Search the lines of the records for the word "helper", and copy every line that has it.

App and web page records
########

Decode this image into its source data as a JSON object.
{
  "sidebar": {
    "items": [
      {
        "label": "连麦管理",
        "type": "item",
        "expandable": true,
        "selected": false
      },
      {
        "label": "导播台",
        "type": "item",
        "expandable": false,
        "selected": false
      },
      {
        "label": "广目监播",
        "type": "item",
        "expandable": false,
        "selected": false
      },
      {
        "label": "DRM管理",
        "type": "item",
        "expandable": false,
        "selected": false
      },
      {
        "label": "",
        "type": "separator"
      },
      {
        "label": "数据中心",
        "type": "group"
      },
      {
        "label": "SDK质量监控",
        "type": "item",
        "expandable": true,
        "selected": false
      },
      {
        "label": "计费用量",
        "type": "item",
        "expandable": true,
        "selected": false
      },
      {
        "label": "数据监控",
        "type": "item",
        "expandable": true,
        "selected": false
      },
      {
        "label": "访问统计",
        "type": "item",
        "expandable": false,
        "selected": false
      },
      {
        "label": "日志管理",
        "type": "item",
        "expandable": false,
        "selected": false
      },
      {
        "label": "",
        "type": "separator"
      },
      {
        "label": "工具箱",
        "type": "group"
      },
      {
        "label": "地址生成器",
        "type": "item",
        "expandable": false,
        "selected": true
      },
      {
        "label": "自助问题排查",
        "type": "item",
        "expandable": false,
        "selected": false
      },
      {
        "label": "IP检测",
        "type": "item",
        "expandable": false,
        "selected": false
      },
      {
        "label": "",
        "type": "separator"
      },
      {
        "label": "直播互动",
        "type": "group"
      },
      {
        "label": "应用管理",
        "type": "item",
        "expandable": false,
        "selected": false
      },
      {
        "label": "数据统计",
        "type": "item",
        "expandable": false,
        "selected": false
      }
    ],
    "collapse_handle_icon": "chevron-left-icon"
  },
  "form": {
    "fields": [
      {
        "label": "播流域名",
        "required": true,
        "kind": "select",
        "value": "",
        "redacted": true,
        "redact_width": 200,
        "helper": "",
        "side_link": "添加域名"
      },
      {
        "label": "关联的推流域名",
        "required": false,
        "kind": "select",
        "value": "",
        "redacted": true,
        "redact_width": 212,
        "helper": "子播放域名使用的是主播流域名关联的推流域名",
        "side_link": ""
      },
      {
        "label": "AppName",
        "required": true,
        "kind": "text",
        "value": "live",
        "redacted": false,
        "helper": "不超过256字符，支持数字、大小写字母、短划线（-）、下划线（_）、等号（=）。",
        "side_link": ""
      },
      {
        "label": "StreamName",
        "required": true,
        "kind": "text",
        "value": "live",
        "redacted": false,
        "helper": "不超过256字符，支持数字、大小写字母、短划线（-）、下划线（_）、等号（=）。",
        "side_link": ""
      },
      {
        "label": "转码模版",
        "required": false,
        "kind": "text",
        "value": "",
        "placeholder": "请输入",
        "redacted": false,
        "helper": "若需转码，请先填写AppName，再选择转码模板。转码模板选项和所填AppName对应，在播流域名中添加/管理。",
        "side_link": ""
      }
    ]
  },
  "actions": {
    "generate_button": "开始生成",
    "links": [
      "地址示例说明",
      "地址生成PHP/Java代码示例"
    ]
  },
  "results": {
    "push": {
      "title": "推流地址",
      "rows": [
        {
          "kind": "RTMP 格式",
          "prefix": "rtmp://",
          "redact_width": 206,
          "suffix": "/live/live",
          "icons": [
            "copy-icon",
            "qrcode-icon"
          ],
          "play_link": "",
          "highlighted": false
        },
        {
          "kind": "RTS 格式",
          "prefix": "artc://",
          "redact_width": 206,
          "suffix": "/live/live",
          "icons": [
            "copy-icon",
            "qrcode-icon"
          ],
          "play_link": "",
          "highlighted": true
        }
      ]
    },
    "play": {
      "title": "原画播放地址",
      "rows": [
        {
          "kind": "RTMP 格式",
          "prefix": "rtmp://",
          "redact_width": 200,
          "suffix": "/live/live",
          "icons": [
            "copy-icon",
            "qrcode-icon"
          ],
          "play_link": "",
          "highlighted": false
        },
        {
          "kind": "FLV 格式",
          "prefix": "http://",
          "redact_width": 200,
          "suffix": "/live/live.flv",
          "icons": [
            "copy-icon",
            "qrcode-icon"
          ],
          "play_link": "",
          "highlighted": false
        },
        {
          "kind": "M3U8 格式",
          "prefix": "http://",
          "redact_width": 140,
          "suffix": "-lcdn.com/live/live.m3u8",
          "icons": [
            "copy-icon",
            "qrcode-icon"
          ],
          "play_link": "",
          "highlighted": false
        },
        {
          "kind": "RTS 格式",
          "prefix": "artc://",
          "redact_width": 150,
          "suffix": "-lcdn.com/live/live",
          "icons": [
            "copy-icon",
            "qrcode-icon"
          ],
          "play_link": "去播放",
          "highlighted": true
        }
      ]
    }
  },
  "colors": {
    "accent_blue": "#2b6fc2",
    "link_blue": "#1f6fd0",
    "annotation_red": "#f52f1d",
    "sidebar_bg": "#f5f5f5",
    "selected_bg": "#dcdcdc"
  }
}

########

> **Completed exercise**
        "helper": "",
        "helper": "子播放域名使用的是主播流域名关联的推流域名",
        "helper": "不超过256字符，支持数字、大小写字母、短划线（-）、下划线（_）、等号（=）。",
        "helper": "不超过256字符，支持数字、大小写字母、短划线（-）、下划线（_）、等号（=）。",
        "helper": "若需转码，请先填写AppName，再选择转码模板。转码模板选项和所填AppName对应，在播流域名中添加/管理。",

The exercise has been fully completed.